App and web page records:
=== Begin Enclosure ===

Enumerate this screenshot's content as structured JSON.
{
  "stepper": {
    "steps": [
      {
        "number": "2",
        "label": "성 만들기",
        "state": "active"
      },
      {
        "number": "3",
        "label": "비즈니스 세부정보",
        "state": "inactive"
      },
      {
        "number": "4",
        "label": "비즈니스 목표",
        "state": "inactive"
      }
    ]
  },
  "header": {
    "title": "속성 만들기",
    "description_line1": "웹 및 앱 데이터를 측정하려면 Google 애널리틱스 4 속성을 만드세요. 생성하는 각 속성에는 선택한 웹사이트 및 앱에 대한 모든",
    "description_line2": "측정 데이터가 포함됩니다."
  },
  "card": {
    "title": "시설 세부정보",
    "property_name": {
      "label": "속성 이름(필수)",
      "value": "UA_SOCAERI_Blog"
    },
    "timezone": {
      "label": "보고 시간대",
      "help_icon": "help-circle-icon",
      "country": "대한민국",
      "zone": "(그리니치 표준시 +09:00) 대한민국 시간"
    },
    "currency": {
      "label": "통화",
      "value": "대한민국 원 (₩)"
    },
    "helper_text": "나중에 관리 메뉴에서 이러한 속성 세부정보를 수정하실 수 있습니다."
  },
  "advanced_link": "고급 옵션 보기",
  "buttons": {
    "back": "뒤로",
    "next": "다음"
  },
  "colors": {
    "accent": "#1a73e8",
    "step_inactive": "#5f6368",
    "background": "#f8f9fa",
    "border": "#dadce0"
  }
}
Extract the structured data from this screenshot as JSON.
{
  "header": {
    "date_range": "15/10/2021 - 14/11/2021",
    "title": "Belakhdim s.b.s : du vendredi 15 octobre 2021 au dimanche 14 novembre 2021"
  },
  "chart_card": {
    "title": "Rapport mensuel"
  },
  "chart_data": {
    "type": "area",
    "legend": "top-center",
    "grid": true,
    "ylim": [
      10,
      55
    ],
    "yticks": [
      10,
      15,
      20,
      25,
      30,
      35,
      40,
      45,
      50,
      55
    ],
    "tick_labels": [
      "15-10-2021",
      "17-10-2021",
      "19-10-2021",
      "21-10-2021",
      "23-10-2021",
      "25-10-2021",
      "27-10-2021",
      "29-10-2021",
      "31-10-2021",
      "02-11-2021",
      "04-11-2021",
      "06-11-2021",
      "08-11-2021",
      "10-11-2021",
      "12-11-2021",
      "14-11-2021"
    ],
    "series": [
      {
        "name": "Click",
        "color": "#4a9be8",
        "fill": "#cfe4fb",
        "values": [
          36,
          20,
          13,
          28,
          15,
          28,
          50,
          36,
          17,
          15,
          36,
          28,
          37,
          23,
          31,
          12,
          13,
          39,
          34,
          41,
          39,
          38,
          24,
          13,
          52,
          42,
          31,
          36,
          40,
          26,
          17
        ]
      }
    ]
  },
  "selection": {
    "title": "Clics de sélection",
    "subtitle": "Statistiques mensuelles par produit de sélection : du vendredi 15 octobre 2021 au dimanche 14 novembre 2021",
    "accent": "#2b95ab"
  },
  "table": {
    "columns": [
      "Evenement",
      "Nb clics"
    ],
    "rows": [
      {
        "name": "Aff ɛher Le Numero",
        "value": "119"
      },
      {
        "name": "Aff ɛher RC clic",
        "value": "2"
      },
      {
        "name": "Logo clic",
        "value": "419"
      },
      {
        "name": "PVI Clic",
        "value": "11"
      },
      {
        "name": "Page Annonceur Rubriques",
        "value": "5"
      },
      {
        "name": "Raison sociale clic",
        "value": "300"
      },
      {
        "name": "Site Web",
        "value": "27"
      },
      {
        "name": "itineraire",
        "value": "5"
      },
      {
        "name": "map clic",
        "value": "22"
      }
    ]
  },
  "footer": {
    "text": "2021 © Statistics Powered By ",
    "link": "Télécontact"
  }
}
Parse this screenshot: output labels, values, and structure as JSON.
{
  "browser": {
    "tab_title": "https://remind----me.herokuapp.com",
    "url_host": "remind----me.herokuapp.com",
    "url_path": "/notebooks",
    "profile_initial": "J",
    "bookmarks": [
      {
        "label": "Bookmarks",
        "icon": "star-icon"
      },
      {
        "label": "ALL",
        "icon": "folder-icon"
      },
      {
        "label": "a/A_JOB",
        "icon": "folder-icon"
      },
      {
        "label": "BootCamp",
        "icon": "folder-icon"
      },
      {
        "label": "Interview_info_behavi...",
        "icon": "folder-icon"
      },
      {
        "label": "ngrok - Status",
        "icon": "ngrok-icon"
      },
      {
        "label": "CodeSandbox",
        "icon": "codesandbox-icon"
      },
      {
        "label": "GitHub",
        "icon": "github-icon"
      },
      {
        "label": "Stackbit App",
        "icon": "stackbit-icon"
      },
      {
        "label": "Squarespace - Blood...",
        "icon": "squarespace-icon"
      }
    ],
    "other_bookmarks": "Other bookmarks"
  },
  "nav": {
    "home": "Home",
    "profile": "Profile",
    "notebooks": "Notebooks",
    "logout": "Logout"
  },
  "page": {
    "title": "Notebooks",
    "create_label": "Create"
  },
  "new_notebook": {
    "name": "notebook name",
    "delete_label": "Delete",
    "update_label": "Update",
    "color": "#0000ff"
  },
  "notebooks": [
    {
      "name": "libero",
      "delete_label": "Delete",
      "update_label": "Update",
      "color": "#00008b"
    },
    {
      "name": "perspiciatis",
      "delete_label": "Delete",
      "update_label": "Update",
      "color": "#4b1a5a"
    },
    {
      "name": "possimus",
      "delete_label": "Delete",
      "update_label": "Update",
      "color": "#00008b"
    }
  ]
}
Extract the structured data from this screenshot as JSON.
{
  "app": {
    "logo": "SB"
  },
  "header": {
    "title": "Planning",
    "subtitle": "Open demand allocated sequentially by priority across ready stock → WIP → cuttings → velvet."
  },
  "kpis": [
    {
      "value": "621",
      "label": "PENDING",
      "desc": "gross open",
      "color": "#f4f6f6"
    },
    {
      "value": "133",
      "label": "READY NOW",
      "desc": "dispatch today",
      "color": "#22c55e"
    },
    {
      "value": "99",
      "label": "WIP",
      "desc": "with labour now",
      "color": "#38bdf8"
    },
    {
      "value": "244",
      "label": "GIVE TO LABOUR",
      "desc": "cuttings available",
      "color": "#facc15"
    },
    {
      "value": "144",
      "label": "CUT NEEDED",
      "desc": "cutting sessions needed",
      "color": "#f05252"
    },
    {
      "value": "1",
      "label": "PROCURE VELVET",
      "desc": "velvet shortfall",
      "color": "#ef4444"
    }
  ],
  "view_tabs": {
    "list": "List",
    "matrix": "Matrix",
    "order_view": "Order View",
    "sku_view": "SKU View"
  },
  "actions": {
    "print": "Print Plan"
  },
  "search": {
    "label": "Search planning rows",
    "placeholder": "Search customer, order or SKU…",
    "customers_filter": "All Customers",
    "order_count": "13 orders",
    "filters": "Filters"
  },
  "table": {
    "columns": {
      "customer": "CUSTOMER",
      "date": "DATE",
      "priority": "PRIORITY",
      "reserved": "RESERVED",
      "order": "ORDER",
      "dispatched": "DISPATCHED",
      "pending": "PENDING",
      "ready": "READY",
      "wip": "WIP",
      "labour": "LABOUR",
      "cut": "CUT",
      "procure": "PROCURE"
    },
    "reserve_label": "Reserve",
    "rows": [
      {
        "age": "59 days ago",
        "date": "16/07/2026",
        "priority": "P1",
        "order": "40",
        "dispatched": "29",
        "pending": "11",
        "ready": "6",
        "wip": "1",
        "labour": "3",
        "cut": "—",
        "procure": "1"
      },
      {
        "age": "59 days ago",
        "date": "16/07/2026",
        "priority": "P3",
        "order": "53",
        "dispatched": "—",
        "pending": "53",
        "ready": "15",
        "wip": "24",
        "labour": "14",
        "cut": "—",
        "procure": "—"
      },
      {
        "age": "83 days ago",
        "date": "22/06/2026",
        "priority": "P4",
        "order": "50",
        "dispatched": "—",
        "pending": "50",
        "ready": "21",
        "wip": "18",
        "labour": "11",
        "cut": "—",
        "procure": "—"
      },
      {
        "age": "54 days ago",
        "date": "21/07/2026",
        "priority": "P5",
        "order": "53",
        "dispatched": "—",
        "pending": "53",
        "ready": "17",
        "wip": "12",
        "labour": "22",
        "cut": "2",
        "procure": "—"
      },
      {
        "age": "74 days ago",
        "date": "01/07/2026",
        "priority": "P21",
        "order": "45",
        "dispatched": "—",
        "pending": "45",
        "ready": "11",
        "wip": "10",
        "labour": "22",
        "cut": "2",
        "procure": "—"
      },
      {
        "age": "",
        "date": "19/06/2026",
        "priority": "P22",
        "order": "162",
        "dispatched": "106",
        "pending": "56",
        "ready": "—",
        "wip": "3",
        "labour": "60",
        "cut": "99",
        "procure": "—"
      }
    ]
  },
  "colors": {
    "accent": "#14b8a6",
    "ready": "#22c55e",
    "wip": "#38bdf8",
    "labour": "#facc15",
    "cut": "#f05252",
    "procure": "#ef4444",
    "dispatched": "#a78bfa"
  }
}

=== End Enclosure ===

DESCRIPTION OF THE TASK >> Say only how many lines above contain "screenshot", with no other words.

RESPONSE TO THE TASK >> 4